US firm Moderna said it would file requests for emergency authorization of its COVID-19 vaccine in the United States and Europe on Monday, after full results confirmed a high efficacy estimated at 94.1 percent.
The highly-anticipated news comes as the US braces for a supercharged post-Thanksgiving coronavirus surge.
More than 265,000 Americans have died from the disease and 93,000 are currently hospitalized.
"We believe that our vaccine will provide a new and powerful tool that may change the course of this pandemic and help prevent severe disease, hospitalizations and death," said the company's CEO Stephane Bancel.
If the US Food and Drug Administration agrees it is safe and effective, the first of the drug's two doses could be injected into the arms of millions of Americans by the middle of December.
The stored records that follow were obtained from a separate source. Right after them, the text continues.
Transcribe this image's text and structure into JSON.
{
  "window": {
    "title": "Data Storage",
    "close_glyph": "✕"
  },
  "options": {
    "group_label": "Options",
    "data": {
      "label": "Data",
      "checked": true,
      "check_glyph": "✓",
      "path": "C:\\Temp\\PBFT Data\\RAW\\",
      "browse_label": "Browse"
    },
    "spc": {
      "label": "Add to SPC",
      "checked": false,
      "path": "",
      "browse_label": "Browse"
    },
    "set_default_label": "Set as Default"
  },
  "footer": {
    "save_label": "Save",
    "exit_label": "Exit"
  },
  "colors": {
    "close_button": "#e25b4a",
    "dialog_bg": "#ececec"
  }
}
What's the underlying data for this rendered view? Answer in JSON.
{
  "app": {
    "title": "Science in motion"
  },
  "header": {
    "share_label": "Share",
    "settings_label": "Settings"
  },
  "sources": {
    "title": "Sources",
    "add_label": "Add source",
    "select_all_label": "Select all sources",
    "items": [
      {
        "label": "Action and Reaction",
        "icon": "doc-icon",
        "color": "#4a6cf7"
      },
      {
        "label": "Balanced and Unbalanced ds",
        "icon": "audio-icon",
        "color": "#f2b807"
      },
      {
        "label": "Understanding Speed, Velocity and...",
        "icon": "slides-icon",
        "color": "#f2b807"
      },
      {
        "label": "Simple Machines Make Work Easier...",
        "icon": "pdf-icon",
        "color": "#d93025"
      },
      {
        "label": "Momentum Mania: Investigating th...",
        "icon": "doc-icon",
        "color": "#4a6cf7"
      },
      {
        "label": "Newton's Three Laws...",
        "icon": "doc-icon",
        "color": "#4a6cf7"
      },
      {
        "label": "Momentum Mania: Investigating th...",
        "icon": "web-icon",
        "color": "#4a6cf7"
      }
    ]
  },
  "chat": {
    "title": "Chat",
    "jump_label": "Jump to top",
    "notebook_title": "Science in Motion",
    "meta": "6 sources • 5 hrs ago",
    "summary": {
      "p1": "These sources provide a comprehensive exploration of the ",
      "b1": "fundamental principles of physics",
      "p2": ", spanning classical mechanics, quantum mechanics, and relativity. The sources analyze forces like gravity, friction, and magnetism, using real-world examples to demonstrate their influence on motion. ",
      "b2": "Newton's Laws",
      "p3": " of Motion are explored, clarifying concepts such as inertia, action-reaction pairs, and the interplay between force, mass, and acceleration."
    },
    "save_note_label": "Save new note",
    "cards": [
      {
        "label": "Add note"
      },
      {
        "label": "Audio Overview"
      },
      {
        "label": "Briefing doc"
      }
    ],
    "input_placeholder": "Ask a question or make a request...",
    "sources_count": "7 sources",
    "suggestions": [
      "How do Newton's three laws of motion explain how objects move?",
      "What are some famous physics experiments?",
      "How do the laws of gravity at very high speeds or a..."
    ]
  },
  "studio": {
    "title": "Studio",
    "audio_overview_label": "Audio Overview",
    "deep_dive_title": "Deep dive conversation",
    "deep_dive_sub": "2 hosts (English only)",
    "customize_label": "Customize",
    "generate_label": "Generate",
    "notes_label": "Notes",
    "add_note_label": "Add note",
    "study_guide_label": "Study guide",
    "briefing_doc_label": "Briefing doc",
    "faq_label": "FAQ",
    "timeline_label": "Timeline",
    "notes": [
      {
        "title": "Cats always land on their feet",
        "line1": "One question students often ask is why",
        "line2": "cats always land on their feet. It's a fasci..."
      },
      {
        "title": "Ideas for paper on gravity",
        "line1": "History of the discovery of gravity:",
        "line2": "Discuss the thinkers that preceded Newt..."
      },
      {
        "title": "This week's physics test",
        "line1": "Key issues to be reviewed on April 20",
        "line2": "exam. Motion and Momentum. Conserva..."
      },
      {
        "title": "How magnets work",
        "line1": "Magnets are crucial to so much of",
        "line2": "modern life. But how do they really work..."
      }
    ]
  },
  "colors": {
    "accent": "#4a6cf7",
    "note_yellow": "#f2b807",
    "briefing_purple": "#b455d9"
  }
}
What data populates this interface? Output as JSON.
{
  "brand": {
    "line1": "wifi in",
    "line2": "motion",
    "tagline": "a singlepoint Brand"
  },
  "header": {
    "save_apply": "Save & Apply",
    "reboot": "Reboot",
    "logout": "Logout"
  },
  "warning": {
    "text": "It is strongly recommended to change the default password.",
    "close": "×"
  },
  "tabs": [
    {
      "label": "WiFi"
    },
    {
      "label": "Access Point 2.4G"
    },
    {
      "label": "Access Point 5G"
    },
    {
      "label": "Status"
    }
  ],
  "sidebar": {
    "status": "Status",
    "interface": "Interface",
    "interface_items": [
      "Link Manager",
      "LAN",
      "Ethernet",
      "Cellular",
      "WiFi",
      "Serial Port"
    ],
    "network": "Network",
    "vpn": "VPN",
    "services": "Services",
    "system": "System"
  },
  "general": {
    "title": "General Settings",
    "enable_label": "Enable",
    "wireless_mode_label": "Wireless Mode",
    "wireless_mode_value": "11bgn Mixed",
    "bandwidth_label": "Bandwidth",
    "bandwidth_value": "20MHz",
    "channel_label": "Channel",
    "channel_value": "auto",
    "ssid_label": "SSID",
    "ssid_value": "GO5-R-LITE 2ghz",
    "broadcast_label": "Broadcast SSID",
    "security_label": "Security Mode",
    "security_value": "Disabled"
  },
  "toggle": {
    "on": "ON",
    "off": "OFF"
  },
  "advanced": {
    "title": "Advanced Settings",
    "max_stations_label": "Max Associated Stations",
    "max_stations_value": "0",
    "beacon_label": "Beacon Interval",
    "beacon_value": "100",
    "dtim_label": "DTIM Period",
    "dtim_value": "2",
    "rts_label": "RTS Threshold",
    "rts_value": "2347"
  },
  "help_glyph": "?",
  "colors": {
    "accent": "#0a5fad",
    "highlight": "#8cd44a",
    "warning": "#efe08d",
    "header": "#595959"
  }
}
American pharmaceutical Pfizer and Germany's BioNTech applied for similar approvals last week, and their vaccine could be greenlit in the US shortly after December 10.
The Moderna vaccine, which was co-developed with the US National Institutes of Health, is being studied in a clinical trial with more than 30,000 participants across the United States.
An interim analysis announced earlier this month was based on 95 patients who fell sick with COVID-19.
The final analysis was based on 196 cases, 185 of which were observed in a group assigned a placebo versus 11 who received the shots.
Thirty people had severe cases -- all of whom were in the placebo group -- which also included one person who died.
Significantly, efficacy was uniform across age, race, ethnicity and gender, the company said.
The 196 COVID-19 cases included 33 adults over the age of 65, and 42 participants identifying as being from diverse communities (including 29 Hispanic, six Black, four Asian Americans and three multiracial participants).
The vaccine was generally well tolerated, with the most common side effects including injection site pain, fatigue, muscle pain, joint pain, headache, and redness at the site.
These increased in frequency and severity after the second dose in the vaccinated group.
The press statement included the line: "no new serious safety concerns have been identified by the Company" -- but it did not explicitly say whether serious concerns have been flagged previously.
Outside experts welcomed the new results, particularly the absence of any severe COVID-19 cases in the vaccine group.
"Prevention of severe disease and hospitalization can be expected to significantly reduce pressure on overstretched health services, provided that a sufficient proportion of the high risk population can be vaccinated," said Penny Ward, a visiting professor in pharmaceutical medicine at King's College London.
Both the Moderna and Pfizer vaccines are based on a new technology that uses mRNA (messenger ribonucleic acid) to deliver genetic material to the body that makes human cells create a protein from the virus.
This trains the immune system to be ready to attack if it encounters SARS-CoV-2.
But Moderna's vaccine can be kept in long term storage at -20 degrees Celsius (-4 degrees Fahrenheit) while Pfizer's requires -70 degrees Celsius (-94 degrees Fahrenheit).
Moderna said it expects to have approximately 20 million doses of the vaccine, called mRNA-1273, available in the US by the end of the year.
It also expects to manufacture 500 million to 1 billion doses globally in 2021.
Top US scientist Anthony Fauci warned on Sunday of a "surge upon a surge" in COVID-19 cases after millions of Americans travelled and socialized over the Thanksgiving holiday.